How U.S. exchanges lost market share after regulatory clampdown
- Binance.US saw its market share plummet to 1%, from an all-time high of 27% recorded recently.
- The dearth of liquidity was reflected in the sharp uptick in BTC outflows from Binance.
The crypto exchange market in the U.S. has been severely impacted by recent clampdown by regulators. Lawsuits against juggernauts Binance and Coinbase triggered a radical shake up of individual exchange market share of volume relative to competition.
As per a tweet by crypto market data provider Kaiko dated 20 June, Binance.US, the American arm of Binance, saw its market share plummet to 1%, from an all-time high of 27% recorded few months ago. This also marked a considerable drop on a year-to-date (YTD) basis. The market share of Binance.US at the start of 2023 was 8%.
On the other hand, the largest crypto exchange in the country, Coinbase saw its dominance fall from 56% at the start of 2023 to 50%.
Market makers desert exchanges

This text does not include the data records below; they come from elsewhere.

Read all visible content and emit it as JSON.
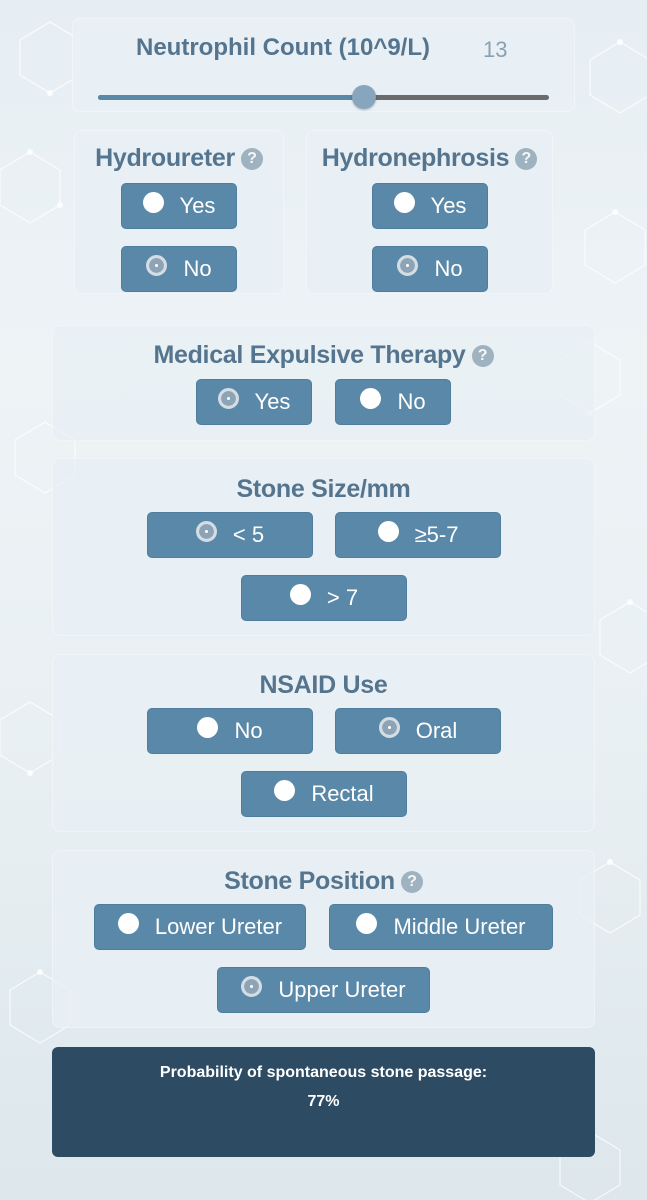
{
  "neutrophil": {
    "label": "Neutrophil Count (10^9/L)",
    "value": "13",
    "slider_fraction": 0.59
  },
  "hydroureter": {
    "label": "Hydroureter",
    "help": "?",
    "options": [
      "Yes",
      "No"
    ],
    "selected": "No"
  },
  "hydronephrosis": {
    "label": "Hydronephrosis",
    "help": "?",
    "options": [
      "Yes",
      "No"
    ],
    "selected": "No"
  },
  "met": {
    "label": "Medical Expulsive Therapy",
    "help": "?",
    "options": [
      "Yes",
      "No"
    ],
    "selected": "Yes"
  },
  "stone_size": {
    "label": "Stone Size/mm",
    "options": [
      "< 5",
      "≥5-7",
      "> 7"
    ],
    "selected": "< 5"
  },
  "nsaid": {
    "label": "NSAID Use",
    "options": [
      "No",
      "Oral",
      "Rectal"
    ],
    "selected": "Oral"
  },
  "stone_position": {
    "label": "Stone Position",
    "help": "?",
    "options": [
      "Lower Ureter",
      "Middle Ureter",
      "Upper Ureter"
    ],
    "selected": "Upper Ureter"
  },
  "result": {
    "label": "Probability of spontaneous stone passage:",
    "value": "77%"
  },
  "colors": {
    "button": "#5a88a8",
    "title": "#55758f",
    "result_bg": "#2d4b63",
    "slider_fill": "#5a88a8",
    "slider_rest": "#6b6b6b"
  }
}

Binance.US has been one of the biggest victims of the entire episode as a large-scale exodus by jittery market makers and traders sucked liquidity out of the trading platform. According to CoinGecko, the daily spot volume on the exchange collapsed more than 80% since the lawsuit by U.S. Securities and Exchange Commission (SEC).
After the exchange’s decision to transition into a crypto-only platform and suspend USD trading, many investors rushed to cash out their Bitcoin [BTC], further impacting trading volumes. The dearth of liquidity was reflected in the sharp uptick in BTC outflows from Binance since 5 June, per Glassnode.

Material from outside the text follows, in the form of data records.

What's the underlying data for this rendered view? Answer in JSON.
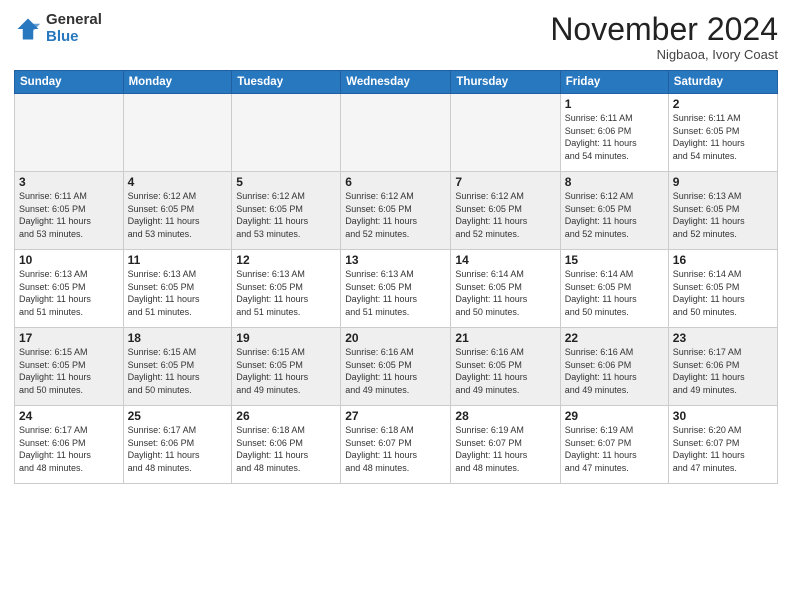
{
  "logo": {
    "general": "General",
    "blue": "Blue"
  },
  "header": {
    "month": "November 2024",
    "location": "Nigbaoa, Ivory Coast"
  },
  "weekdays": [
    "Sunday",
    "Monday",
    "Tuesday",
    "Wednesday",
    "Thursday",
    "Friday",
    "Saturday"
  ],
  "weeks": [
    [
      {
        "day": "",
        "info": ""
      },
      {
        "day": "",
        "info": ""
      },
      {
        "day": "",
        "info": ""
      },
      {
        "day": "",
        "info": ""
      },
      {
        "day": "",
        "info": ""
      },
      {
        "day": "1",
        "info": "Sunrise: 6:11 AM\nSunset: 6:06 PM\nDaylight: 11 hours\nand 54 minutes."
      },
      {
        "day": "2",
        "info": "Sunrise: 6:11 AM\nSunset: 6:05 PM\nDaylight: 11 hours\nand 54 minutes."
      }
    ],
    [
      {
        "day": "3",
        "info": "Sunrise: 6:11 AM\nSunset: 6:05 PM\nDaylight: 11 hours\nand 53 minutes."
      },
      {
        "day": "4",
        "info": "Sunrise: 6:12 AM\nSunset: 6:05 PM\nDaylight: 11 hours\nand 53 minutes."
      },
      {
        "day": "5",
        "info": "Sunrise: 6:12 AM\nSunset: 6:05 PM\nDaylight: 11 hours\nand 53 minutes."
      },
      {
        "day": "6",
        "info": "Sunrise: 6:12 AM\nSunset: 6:05 PM\nDaylight: 11 hours\nand 52 minutes."
      },
      {
        "day": "7",
        "info": "Sunrise: 6:12 AM\nSunset: 6:05 PM\nDaylight: 11 hours\nand 52 minutes."
      },
      {
        "day": "8",
        "info": "Sunrise: 6:12 AM\nSunset: 6:05 PM\nDaylight: 11 hours\nand 52 minutes."
      },
      {
        "day": "9",
        "info": "Sunrise: 6:13 AM\nSunset: 6:05 PM\nDaylight: 11 hours\nand 52 minutes."
      }
    ],
    [
      {
        "day": "10",
        "info": "Sunrise: 6:13 AM\nSunset: 6:05 PM\nDaylight: 11 hours\nand 51 minutes."
      },
      {
        "day": "11",
        "info": "Sunrise: 6:13 AM\nSunset: 6:05 PM\nDaylight: 11 hours\nand 51 minutes."
      },
      {
        "day": "12",
        "info": "Sunrise: 6:13 AM\nSunset: 6:05 PM\nDaylight: 11 hours\nand 51 minutes."
      },
      {
        "day": "13",
        "info": "Sunrise: 6:13 AM\nSunset: 6:05 PM\nDaylight: 11 hours\nand 51 minutes."
      },
      {
        "day": "14",
        "info": "Sunrise: 6:14 AM\nSunset: 6:05 PM\nDaylight: 11 hours\nand 50 minutes."
      },
      {
        "day": "15",
        "info": "Sunrise: 6:14 AM\nSunset: 6:05 PM\nDaylight: 11 hours\nand 50 minutes."
      },
      {
        "day": "16",
        "info": "Sunrise: 6:14 AM\nSunset: 6:05 PM\nDaylight: 11 hours\nand 50 minutes."
      }
    ],
    [
      {
        "day": "17",
        "info": "Sunrise: 6:15 AM\nSunset: 6:05 PM\nDaylight: 11 hours\nand 50 minutes."
      },
      {
        "day": "18",
        "info": "Sunrise: 6:15 AM\nSunset: 6:05 PM\nDaylight: 11 hours\nand 50 minutes."
      },
      {
        "day": "19",
        "info": "Sunrise: 6:15 AM\nSunset: 6:05 PM\nDaylight: 11 hours\nand 49 minutes."
      },
      {
        "day": "20",
        "info": "Sunrise: 6:16 AM\nSunset: 6:05 PM\nDaylight: 11 hours\nand 49 minutes."
      },
      {
        "day": "21",
        "info": "Sunrise: 6:16 AM\nSunset: 6:05 PM\nDaylight: 11 hours\nand 49 minutes."
      },
      {
        "day": "22",
        "info": "Sunrise: 6:16 AM\nSunset: 6:06 PM\nDaylight: 11 hours\nand 49 minutes."
      },
      {
        "day": "23",
        "info": "Sunrise: 6:17 AM\nSunset: 6:06 PM\nDaylight: 11 hours\nand 49 minutes."
      }
    ],
    [
      {
        "day": "24",
        "info": "Sunrise: 6:17 AM\nSunset: 6:06 PM\nDaylight: 11 hours\nand 48 minutes."
      },
      {
        "day": "25",
        "info": "Sunrise: 6:17 AM\nSunset: 6:06 PM\nDaylight: 11 hours\nand 48 minutes."
      },
      {
        "day": "26",
        "info": "Sunrise: 6:18 AM\nSunset: 6:06 PM\nDaylight: 11 hours\nand 48 minutes."
      },
      {
        "day": "27",
        "info": "Sunrise: 6:18 AM\nSunset: 6:07 PM\nDaylight: 11 hours\nand 48 minutes."
      },
      {
        "day": "28",
        "info": "Sunrise: 6:19 AM\nSunset: 6:07 PM\nDaylight: 11 hours\nand 48 minutes."
      },
      {
        "day": "29",
        "info": "Sunrise: 6:19 AM\nSunset: 6:07 PM\nDaylight: 11 hours\nand 47 minutes."
      },
      {
        "day": "30",
        "info": "Sunrise: 6:20 AM\nSunset: 6:07 PM\nDaylight: 11 hours\nand 47 minutes."
      }
    ]
  ]
}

Additionally, the flight of BTC from Coinbase accelerated as well since the start of the week with investors withdrawing more than 8,000 BTC tokens from the exchange on 20 June.
The jump in withdrawals boosted the trading activity on Coinbase. However, at a broader level, the daily spot volumes on the exchange have been on a decline.
Are DEXes filling the void?
As per conventional belief in the crypto space, declining activity on CEXes is seen as a result of investors’ preference for self-custody and switch to decentralized exchanges (DEXs), something which was evident following FTX collapse. However, only the first part seemed to be true as per the prevailing trend.
According to DeFiLlama, weekly trading volume across non-custodial exchanges plunged 71% as of 18 June. The drop indicated that a wider market FUD was at play. Traders were leaning towards accumulation and HODLing.